I was watching this guy read a Japanese newspaper on a train and it made me curious. You see, I am left handed, and when I was a little kid I used to construct little books. I'd make them read from right to left because that seemed the most natural way to me. It took my Mom quite a bit of undoing to get me to understand that books read from left to right. I would have felt right at home in Japan. I know that left-handed people are less predictable in terms of their neurology, and I wondered if left handed-ness and Japaneseness have anything conceivably in common from a brain structure perspective.
I guess the essential question is why the Japanese write from right to left. If most of its population is right-handed, this just doesn't seem practical. Is it just pure happenstance? Did it emerge due to specific cultural circumstances? Did they change the presentation of the language on the page to better suit its structure, or did its structure emerge from the presentation?
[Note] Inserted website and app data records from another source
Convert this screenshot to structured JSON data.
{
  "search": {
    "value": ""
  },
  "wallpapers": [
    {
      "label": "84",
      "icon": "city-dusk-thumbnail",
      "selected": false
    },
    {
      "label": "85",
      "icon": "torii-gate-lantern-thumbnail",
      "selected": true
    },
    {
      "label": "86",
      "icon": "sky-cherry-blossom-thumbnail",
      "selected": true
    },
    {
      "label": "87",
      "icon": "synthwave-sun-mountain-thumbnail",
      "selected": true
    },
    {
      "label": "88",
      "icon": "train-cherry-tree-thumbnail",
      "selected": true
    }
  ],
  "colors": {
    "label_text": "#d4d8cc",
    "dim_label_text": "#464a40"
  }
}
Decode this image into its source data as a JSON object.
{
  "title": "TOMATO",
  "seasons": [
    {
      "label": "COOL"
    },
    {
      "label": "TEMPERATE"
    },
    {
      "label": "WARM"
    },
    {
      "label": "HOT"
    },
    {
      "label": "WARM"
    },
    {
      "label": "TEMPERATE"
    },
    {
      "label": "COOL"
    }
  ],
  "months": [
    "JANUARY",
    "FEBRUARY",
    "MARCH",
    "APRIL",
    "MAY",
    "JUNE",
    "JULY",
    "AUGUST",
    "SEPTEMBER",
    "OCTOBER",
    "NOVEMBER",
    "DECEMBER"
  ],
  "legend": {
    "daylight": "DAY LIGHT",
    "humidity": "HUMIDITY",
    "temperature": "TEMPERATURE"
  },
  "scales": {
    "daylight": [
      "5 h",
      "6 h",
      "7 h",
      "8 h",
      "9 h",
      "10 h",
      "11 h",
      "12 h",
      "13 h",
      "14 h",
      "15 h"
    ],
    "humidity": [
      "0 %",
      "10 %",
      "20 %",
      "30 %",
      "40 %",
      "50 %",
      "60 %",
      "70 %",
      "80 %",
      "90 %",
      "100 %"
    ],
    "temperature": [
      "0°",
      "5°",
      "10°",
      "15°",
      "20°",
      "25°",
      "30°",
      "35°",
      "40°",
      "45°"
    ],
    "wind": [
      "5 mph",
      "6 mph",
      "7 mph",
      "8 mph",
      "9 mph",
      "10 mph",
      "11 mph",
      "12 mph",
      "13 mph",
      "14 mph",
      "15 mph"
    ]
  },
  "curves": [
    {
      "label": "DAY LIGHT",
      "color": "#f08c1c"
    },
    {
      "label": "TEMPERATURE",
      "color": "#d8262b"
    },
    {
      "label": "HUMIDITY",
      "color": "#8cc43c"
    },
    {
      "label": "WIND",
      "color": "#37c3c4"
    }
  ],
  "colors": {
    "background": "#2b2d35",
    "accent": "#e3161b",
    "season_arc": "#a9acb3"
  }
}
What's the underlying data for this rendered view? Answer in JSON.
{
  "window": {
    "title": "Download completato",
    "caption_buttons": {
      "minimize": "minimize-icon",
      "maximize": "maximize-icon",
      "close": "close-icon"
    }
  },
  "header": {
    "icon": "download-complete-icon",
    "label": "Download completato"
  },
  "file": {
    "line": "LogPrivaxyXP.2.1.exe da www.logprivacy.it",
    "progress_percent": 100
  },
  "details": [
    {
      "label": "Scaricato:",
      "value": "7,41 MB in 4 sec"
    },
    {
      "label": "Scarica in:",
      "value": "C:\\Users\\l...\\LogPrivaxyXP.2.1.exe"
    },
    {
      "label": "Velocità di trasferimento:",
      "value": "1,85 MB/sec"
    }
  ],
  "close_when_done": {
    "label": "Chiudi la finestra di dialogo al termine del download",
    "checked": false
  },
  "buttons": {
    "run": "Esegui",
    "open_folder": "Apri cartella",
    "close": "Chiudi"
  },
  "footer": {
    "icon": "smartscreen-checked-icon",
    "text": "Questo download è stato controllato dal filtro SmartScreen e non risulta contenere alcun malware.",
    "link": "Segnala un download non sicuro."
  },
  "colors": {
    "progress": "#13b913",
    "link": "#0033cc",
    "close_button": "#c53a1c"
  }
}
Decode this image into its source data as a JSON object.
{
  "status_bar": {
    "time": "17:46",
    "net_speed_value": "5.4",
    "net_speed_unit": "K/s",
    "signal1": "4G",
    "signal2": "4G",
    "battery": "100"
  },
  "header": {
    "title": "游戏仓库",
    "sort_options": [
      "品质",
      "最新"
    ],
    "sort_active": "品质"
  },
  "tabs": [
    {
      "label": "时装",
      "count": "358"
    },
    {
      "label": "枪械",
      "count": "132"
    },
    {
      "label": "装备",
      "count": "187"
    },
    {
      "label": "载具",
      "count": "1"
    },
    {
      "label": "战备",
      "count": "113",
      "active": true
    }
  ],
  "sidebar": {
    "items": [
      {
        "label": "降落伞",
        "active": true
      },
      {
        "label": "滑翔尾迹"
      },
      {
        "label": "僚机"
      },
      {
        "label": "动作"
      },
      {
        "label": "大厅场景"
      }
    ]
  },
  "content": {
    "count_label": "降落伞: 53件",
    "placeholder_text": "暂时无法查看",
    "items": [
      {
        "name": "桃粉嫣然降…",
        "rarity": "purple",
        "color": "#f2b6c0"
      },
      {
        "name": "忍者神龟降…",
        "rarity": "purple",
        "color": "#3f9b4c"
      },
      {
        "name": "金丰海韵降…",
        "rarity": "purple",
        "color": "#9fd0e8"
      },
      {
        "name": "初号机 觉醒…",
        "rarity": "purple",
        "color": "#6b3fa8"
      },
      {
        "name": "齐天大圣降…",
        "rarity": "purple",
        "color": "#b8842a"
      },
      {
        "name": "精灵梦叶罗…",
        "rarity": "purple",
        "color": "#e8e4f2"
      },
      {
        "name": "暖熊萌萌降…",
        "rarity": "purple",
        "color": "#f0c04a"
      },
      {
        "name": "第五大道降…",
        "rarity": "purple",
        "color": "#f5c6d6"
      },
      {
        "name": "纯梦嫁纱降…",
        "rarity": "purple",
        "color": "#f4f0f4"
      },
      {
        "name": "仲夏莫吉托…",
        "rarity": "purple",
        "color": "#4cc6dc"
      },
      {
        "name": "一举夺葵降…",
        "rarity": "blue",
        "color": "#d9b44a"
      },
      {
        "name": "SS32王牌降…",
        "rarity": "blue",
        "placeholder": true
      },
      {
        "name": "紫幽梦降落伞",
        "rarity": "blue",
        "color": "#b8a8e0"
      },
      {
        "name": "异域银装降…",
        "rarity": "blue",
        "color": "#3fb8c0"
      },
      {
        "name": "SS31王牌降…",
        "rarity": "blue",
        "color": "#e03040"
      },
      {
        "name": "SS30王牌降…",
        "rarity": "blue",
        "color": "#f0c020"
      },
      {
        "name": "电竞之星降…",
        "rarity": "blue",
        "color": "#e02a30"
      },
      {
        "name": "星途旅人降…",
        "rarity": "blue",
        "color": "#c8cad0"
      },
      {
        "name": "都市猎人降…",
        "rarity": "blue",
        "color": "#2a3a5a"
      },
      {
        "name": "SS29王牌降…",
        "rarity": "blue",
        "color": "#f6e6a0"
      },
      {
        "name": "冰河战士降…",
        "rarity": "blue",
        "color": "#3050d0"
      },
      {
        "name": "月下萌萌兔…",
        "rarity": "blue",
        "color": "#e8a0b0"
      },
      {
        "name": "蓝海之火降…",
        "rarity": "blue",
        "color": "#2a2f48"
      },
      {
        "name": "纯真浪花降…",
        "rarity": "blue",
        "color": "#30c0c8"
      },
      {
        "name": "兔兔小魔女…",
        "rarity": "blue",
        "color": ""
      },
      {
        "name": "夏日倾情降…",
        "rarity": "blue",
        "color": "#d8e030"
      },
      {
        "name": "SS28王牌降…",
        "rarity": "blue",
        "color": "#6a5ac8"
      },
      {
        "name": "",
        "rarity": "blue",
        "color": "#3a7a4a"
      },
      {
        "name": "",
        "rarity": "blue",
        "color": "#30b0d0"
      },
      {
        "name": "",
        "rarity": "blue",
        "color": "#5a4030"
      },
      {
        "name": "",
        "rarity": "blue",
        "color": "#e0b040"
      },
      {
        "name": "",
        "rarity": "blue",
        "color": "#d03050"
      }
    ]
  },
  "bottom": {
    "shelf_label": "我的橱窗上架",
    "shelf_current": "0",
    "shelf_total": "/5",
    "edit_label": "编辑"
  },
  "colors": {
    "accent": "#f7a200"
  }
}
Is there any evidence that Japanese neurology has to do with how they read and write? Is the English way at all ''standard'' with slight deviations from select countries, or is written language orientation pretty much all across the board? Is it sheer coincidence that my left-handedness happened to manifest in a way that coincides with the Japanese way of doing things?